While alive, fiduciaries in estate planning can be real estate agents, lawyers, investment firms, or financial advisors. However, when you die, fiduciaries are often lawyers, or in probate situations, fiduciaries can also be whoever the court assigns as trustee or executor of the deceased’s will.
In certain cases where a will appoints a representative, the representative will be the fiduciary.
What Fiduciary Duties are relevant in your estate planning?
While you’re alive, fiduciary duties are involved whenever you make decisions that affect your estate.
For a fee, fiduciaries are legally bound to be honest and retain your trust with regards to helping you manage your assets so that you minimize costs, avoid outstanding liabilities, maximize possible returns on your investments, and protect your properties.

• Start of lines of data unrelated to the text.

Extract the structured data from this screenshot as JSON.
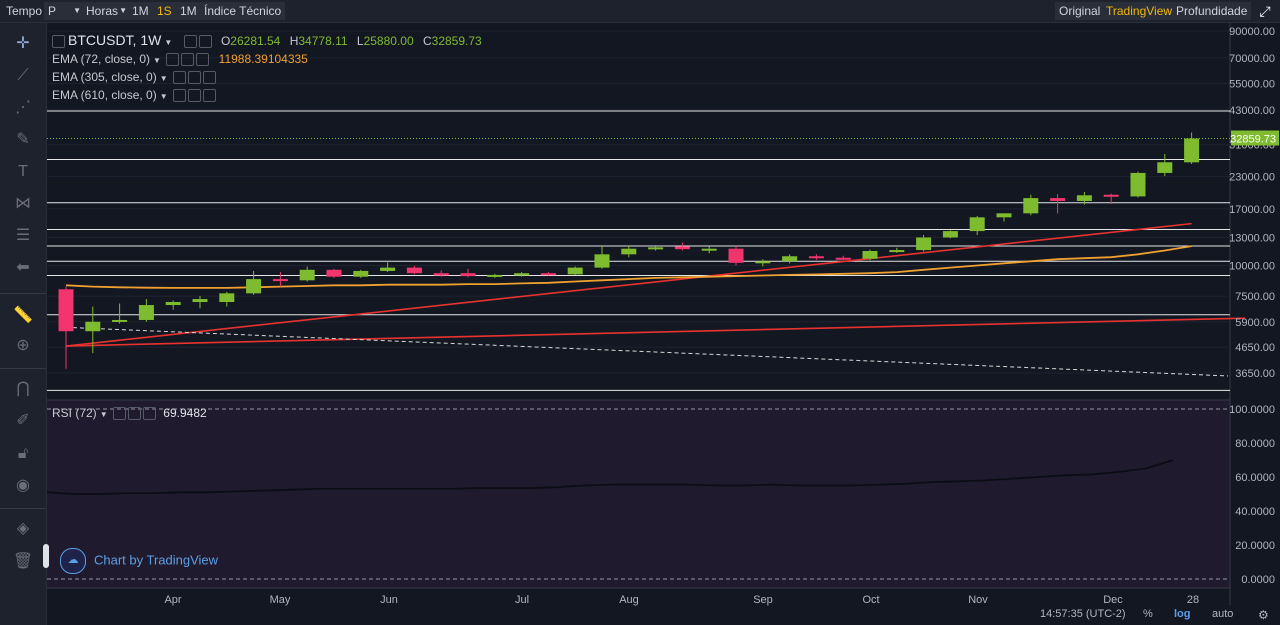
{
  "topbar": {
    "tempo": "Tempo",
    "period": "P",
    "horas": "Horas",
    "btn_1m": "1M",
    "btn_1s": "1S",
    "btn_1m_b": "1M",
    "indicators": "Índice Técnico",
    "view_original": "Original",
    "view_tradingview": "TradingView",
    "view_depth": "Profundidade"
  },
  "legend": {
    "symbol": "BTCUSDT, 1W",
    "o_label": "O",
    "o": "26281.54",
    "h_label": "H",
    "h": "34778.11",
    "l_label": "L",
    "l": "25880.00",
    "c_label": "C",
    "c": "32859.73",
    "ema1": "EMA (72, close, 0)",
    "ema1_value": "11988.39104335",
    "ema2": "EMA (305, close, 0)",
    "ema3": "EMA (610, close, 0)",
    "rsi": "RSI (72)",
    "rsi_value": "69.9482"
  },
  "watermark": "Chart by TradingView",
  "status": {
    "time": "14:57:35 (UTC-2)",
    "pct": "%",
    "log": "log",
    "auto": "auto"
  },
  "colors": {
    "up": "#7ebb2f",
    "down": "#f2356d",
    "ema72": "#f0a030",
    "trend": "#e8322f",
    "last_price_bg": "#7ebb2f"
  },
  "chart_data": [
    {
      "type": "candlestick",
      "title": "BTCUSDT, 1W",
      "scale": "log",
      "x_tick_labels": [
        "Apr",
        "May",
        "Jun",
        "Jul",
        "Aug",
        "Sep",
        "Oct",
        "Nov",
        "Dec",
        "28"
      ],
      "y_ticks": [
        90000,
        70000,
        55000,
        43000,
        31000,
        23000,
        17000,
        13000,
        10000,
        7500,
        5900,
        4650,
        3650
      ],
      "y_tick_labels": [
        "90000.00",
        "70000.00",
        "55000.00",
        "43000.00",
        "31000.00",
        "23000.00",
        "17000.00",
        "13000.00",
        "10000.00",
        "7500.00",
        "5900.00",
        "4650.00",
        "3650.00"
      ],
      "last_price": "32859.73",
      "horizontal_levels": [
        42500,
        27000,
        18000,
        14000,
        12000,
        10400,
        9100,
        6300,
        3100
      ],
      "candles": [
        {
          "o": 8000,
          "h": 8200,
          "l": 3800,
          "c": 5400
        },
        {
          "o": 5400,
          "h": 6800,
          "l": 4400,
          "c": 5900
        },
        {
          "o": 5900,
          "h": 7000,
          "l": 5800,
          "c": 6000
        },
        {
          "o": 6000,
          "h": 7300,
          "l": 5900,
          "c": 6900
        },
        {
          "o": 6900,
          "h": 7200,
          "l": 6600,
          "c": 7100
        },
        {
          "o": 7100,
          "h": 7500,
          "l": 6700,
          "c": 7300
        },
        {
          "o": 7100,
          "h": 7800,
          "l": 6800,
          "c": 7700
        },
        {
          "o": 7700,
          "h": 9500,
          "l": 7600,
          "c": 8800
        },
        {
          "o": 8800,
          "h": 9400,
          "l": 8200,
          "c": 8700
        },
        {
          "o": 8700,
          "h": 9900,
          "l": 8600,
          "c": 9600
        },
        {
          "o": 9600,
          "h": 9700,
          "l": 8900,
          "c": 9000
        },
        {
          "o": 9000,
          "h": 9600,
          "l": 8900,
          "c": 9500
        },
        {
          "o": 9500,
          "h": 10300,
          "l": 9400,
          "c": 9800
        },
        {
          "o": 9800,
          "h": 9950,
          "l": 9200,
          "c": 9300
        },
        {
          "o": 9300,
          "h": 9550,
          "l": 9000,
          "c": 9100
        },
        {
          "o": 9300,
          "h": 9700,
          "l": 8950,
          "c": 9050
        },
        {
          "o": 9050,
          "h": 9250,
          "l": 8900,
          "c": 9150
        },
        {
          "o": 9100,
          "h": 9400,
          "l": 9000,
          "c": 9300
        },
        {
          "o": 9300,
          "h": 9400,
          "l": 9100,
          "c": 9200
        },
        {
          "o": 9200,
          "h": 9900,
          "l": 9150,
          "c": 9800
        },
        {
          "o": 9800,
          "h": 12100,
          "l": 9700,
          "c": 11100
        },
        {
          "o": 11100,
          "h": 12000,
          "l": 10800,
          "c": 11700
        },
        {
          "o": 11700,
          "h": 12100,
          "l": 11500,
          "c": 11850
        },
        {
          "o": 11950,
          "h": 12400,
          "l": 11500,
          "c": 11650
        },
        {
          "o": 11650,
          "h": 11950,
          "l": 11200,
          "c": 11700
        },
        {
          "o": 11700,
          "h": 12000,
          "l": 10000,
          "c": 10250
        },
        {
          "o": 10250,
          "h": 10600,
          "l": 9900,
          "c": 10400
        },
        {
          "o": 10400,
          "h": 11100,
          "l": 10200,
          "c": 10900
        },
        {
          "o": 10900,
          "h": 11100,
          "l": 10550,
          "c": 10750
        },
        {
          "o": 10750,
          "h": 10950,
          "l": 10500,
          "c": 10650
        },
        {
          "o": 10650,
          "h": 11600,
          "l": 10500,
          "c": 11450
        },
        {
          "o": 11450,
          "h": 11800,
          "l": 11250,
          "c": 11550
        },
        {
          "o": 11550,
          "h": 13300,
          "l": 11400,
          "c": 13000
        },
        {
          "o": 13000,
          "h": 13900,
          "l": 12900,
          "c": 13800
        },
        {
          "o": 13800,
          "h": 15900,
          "l": 13300,
          "c": 15700
        },
        {
          "o": 15700,
          "h": 16200,
          "l": 15100,
          "c": 16300
        },
        {
          "o": 16300,
          "h": 19400,
          "l": 16000,
          "c": 18800
        },
        {
          "o": 18800,
          "h": 19500,
          "l": 16300,
          "c": 18300
        },
        {
          "o": 18300,
          "h": 19900,
          "l": 17700,
          "c": 19300
        },
        {
          "o": 19400,
          "h": 19600,
          "l": 17800,
          "c": 19100
        },
        {
          "o": 19100,
          "h": 24100,
          "l": 18900,
          "c": 23800
        },
        {
          "o": 23800,
          "h": 28400,
          "l": 23100,
          "c": 26300
        },
        {
          "o": 26281.54,
          "h": 34778.11,
          "l": 25880.0,
          "c": 32859.73
        }
      ],
      "ema_72": [
        8300,
        8200,
        8150,
        8120,
        8100,
        8100,
        8100,
        8150,
        8200,
        8250,
        8300,
        8300,
        8350,
        8350,
        8350,
        8400,
        8400,
        8450,
        8500,
        8600,
        8700,
        8800,
        8900,
        8950,
        9000,
        9050,
        9100,
        9150,
        9200,
        9250,
        9300,
        9400,
        9600,
        9800,
        10000,
        10200,
        10400,
        10600,
        10700,
        10800,
        11100,
        11500,
        11988.39
      ],
      "trend_lines": [
        {
          "from": [
            0,
            4700
          ],
          "to": [
            42,
            14800
          ]
        },
        {
          "from": [
            0,
            4700
          ],
          "to": [
            44,
            6100
          ]
        }
      ],
      "dashed_line": {
        "from": [
          0,
          5600
        ],
        "to": [
          44,
          3550
        ]
      }
    },
    {
      "type": "line",
      "title": "RSI (72)",
      "last_value": "69.9482",
      "y_ticks": [
        100,
        80,
        60,
        40,
        20,
        0
      ],
      "y_tick_labels": [
        "100.0000",
        "80.0000",
        "60.0000",
        "40.0000",
        "20.0000",
        "0.0000"
      ],
      "ylim": [
        0,
        100
      ],
      "values": [
        51,
        50,
        50,
        50.5,
        50.5,
        51,
        51,
        51.5,
        52,
        52.5,
        53,
        53,
        53,
        53,
        53,
        53,
        53.5,
        53.5,
        53.5,
        54,
        55,
        55.5,
        55.5,
        55.5,
        55.5,
        55,
        55,
        55.5,
        55,
        55,
        55,
        55.5,
        56,
        57,
        57.5,
        58,
        59,
        60,
        61,
        61.5,
        63,
        65,
        69.9482
      ]
    }
  ]
}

This involves financial or legal advice when you are availing insurance, purchasing or selling stocks, properties, or real estate, and when you are allocating funds, putting up trusts, or retirement funds.
Meanwhile, the role of the fiduciary after your death will be to carefully administer your estate by collecting all your assets, being timely and responsible with paying taxes, filing tax returns, paying off all liabilities applicable to your estate, and making sure that your will directs the probate.
Furthermore, they ensure your trust is administered according to the conditions you set.
What to do when fiduciary duties are unfulfilled?
Fiduciary duties are unfulfilled if a fiduciary fails to exercise due care, skill, and diligence or acts to enrich himself or herself at the expense of the client or beneficiaries.
If you’ve identified that a fiduciary failed to perform in your best interest and misrepresented you in any way, you are entitled to take legal action against the said fiduciary.
You can either try to resolve the matter between you and the fiduciary, or you can file a civil lawsuit against the fiduciary. If the said fiduciary is a lawyer, bound by the code of ethics and professional conduct, then a proven violation of fiduciary duties can lead to possible disbarment and other consequences.
If the fiduciary is a trustee or representative who mismanages the estate at the expense of the beneficiary, the latter can file a civil lawsuit and have the representative or trustee replaced and have the losses in the estate be compensated by assets owned by the representative.
In these cases, fiduciaries are allowed to defend themselves against any accused breach, and in the event of a financial loss under their watch, they are usually protected by the business judgment rules.
It states that fiduciaries holding financial roles are not to be held liable in situations where financial loss is incurred given they were exercising their due diligence.
Find a Trustworthy and Reliable Estate Planning Attorney in Orange County
If you think fiduciary duties due to you are not fulfilled, you should consult our Orange Country estate planning attorney to help you examine the situation and determine your best course of action given your circumstances.
For a free consultation, contact us today at McKenzie Legal & Financial today.